HOUSTON — Tom Herman followed former Texas State coach David Bailiff to Rice in 2007, and there was a clear directive for the Owls’ new offensive coordinator.
“When we took the Rice job, I told Tom, ‘You need to pay your Mensa dues and get your cards,’” Bailiff said with a laugh. “The people at Rice really get a kick out of knowing my OC’s a card-carrying member of Mensa.”
Herman was tailor-made for the “Harvard of the South.” His high IQ should’ve been called into question anytime the 32-year-old coach with terrible knee problems rode down the stadium ramp on a skateboard. “I told him to knock that off,” Bailiff said.
Even with his youthful enthusiasm and energy, Bailiff said, “He had gray-haired knowledge, if that makes sense to you.”
For decades, Rice had been stuck in a time warp. The stadium still had the same bleachers that fans used in September 1962 when President Kennedy declared U.S. astronauts would go to the moon by the end of the decade. Former Owls coach Ken Hatfield was long known for running the wishbone, an option-based offense cherished by old-schoolers.
Bailiff’s staff gave the program a shot of adrenaline. Herman was the offensive coordinator along with Craig Naivar (co-defensive coordinator/safeties), Jason Washington (defensive backs), Derek Warehime (graduate assistant) and Yancy McKnight (strength coach). All four have joined Herman at Texas. David Beaty, the current head coach at Kansas, was Rice’s passing game coordinator.
“They were young, energetic, they had a great game plan,” said Chris Del Conte, who was Rice’s athletic director at the time. “A lot of that credit goes to David Bailiff. But when Tom came to Houston, he had a plan.”
The Owls couldn’t really utilize the same power-running style the coaches had with the Bobcats. Todd Graham had spent only one season with Rice and left town, so Bailiff was stocked with mostly Hatfield’s recruits — leaner offensive linemen better suited to get out wide on option plays.
Herman plunged headfirst into studying a no-huddle, uptempo offense that best suited Rice’s personnel, Bailiff said.

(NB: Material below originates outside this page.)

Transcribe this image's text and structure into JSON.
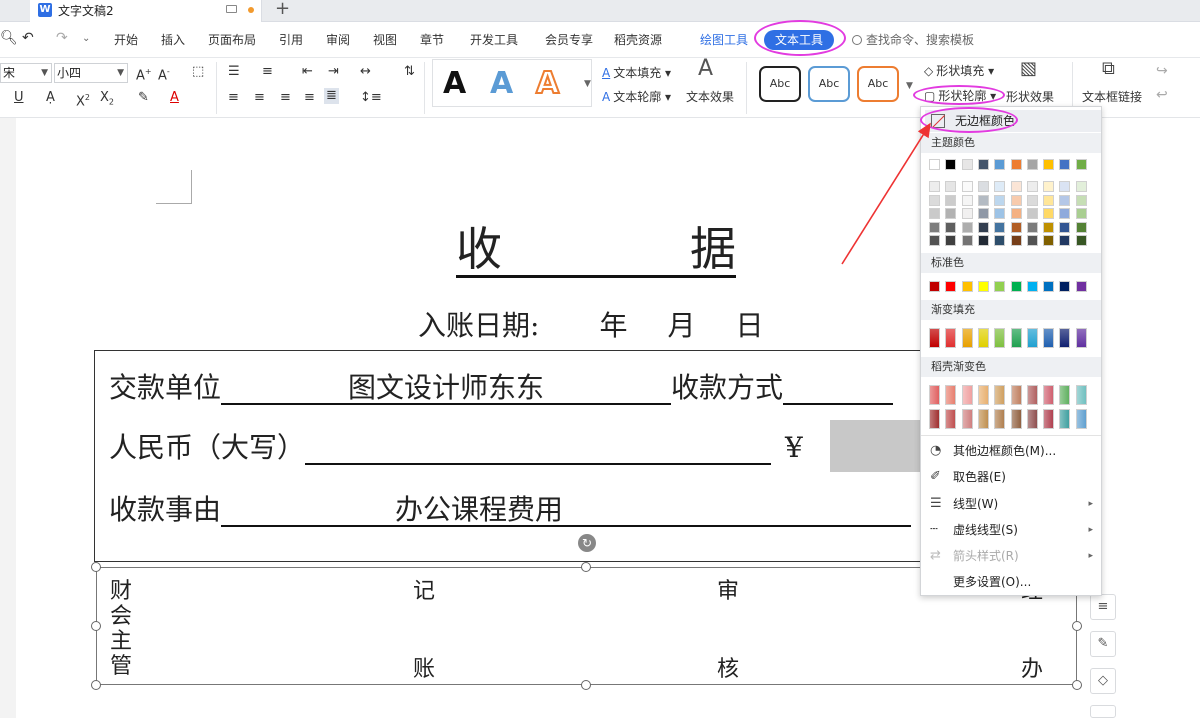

“He took his ego out of it,” recalled former Rice quarterback Chase Clement. “He came in and basically said, ‘Here’s the offense that was successful at Texas State. We had a great run, but obviously that’s not going to work here.’”
By midseason, the Owls were starting to fly. Rice scored 48 points against Houston, 56 against UTEP and 43 against both SMU and Tulsa. Granted, the team finished 3-9. But it laid the foundation for an explosive year in 2008. After a 3-3 start, Rice closed the season with seven straight wins and a victory over Western Michigan in the Texas Bowl.

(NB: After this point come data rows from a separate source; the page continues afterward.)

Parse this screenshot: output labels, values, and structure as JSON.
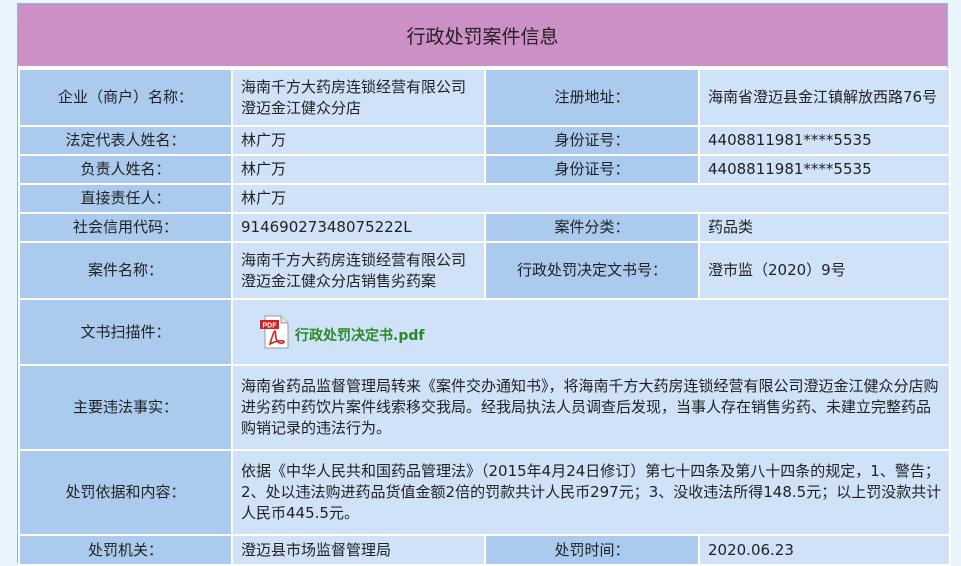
{
  "title": "行政处罚案件信息",
  "fields": {
    "company_name_label": "企业（商户）名称：",
    "company_name": "海南千方大药房连锁经营有限公司澄迈金江健众分店",
    "address_label": "注册地址：",
    "address": "海南省澄迈县金江镇解放西路76号",
    "legal_rep_label": "法定代表人姓名：",
    "legal_rep": "林广万",
    "id_label_1": "身份证号：",
    "id_1": "4408811981****5535",
    "person_in_charge_label": "负责人姓名：",
    "person_in_charge": "林广万",
    "id_label_2": "身份证号：",
    "id_2": "4408811981****5535",
    "direct_responsible_label": "直接责任人：",
    "direct_responsible": "林广万",
    "credit_code_label": "社会信用代码：",
    "credit_code": "91469027348075222L",
    "case_category_label": "案件分类：",
    "case_category": "药品类",
    "case_name_label": "案件名称：",
    "case_name": "海南千方大药房连锁经营有限公司澄迈金江健众分店销售劣药案",
    "decision_no_label": "行政处罚决定文书号：",
    "decision_no": "澄市监（2020）9号",
    "scan_label": "文书扫描件：",
    "scan_file": "行政处罚决定书.pdf",
    "facts_label": "主要违法事实：",
    "facts": "海南省药品监督管理局转来《案件交办通知书》，将海南千方大药房连锁经营有限公司澄迈金江健众分店购进劣药中药饮片案件线索移交我局。经我局执法人员调查后发现，当事人存在销售劣药、未建立完整药品购销记录的违法行为。",
    "basis_label": "处罚依据和内容：",
    "basis": "依据《中华人民共和国药品管理法》（2015年4月24日修订）第七十四条及第八十四条的规定，1、警告；2、处以违法购进药品货值金额2倍的罚款共计人民币297元；3、没收违法所得148.5元；以上罚没款共计人民币445.5元。",
    "authority_label": "处罚机关：",
    "authority": "澄迈县市场监督管理局",
    "time_label": "处罚时间：",
    "time": "2020.06.23"
  }
}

That 2008 Rice team finished eighth nationally in scoring (41.3 points per game) and 10th in total offense (470.9 yards per game). In 2009, after Herman left, Rice won only two games.
“When I think about our offense, we really had so many different plays and so many different formations because the guys could handle that,” Clement said. In 2007 and 2008 under Herman, Clement threw for 7,496 yards and 73 touchdowns.
Now, it’s almost mind-boggling that Herman occupies the big office in Texas’ Moncrief-Neuhaus Athletic Center, Clement said.
“To me, Texas football is Mack Brown because that’s what I grew up watching,” Clement said. “So to me, Tom Herman? Really? He’s sitting in Mack’s chair! To me, it’s crazy that he’s there.
“But you look at the body of work that he’s put out, he certainly deserves it.”
Contact Brian Davis at 512-445-3957. Email firstname.lastname@example.org.
Editor’s note: This is the fourth installment of a seven-part series about new Texas coach Tom Herman. American-Statesman staff writers Brian Davis and Danny Davis visited each of his previous coaching stops to learn about his journey from becoming a UT graduate assistant in 1999 to the head coach on Nov. 26, 2016.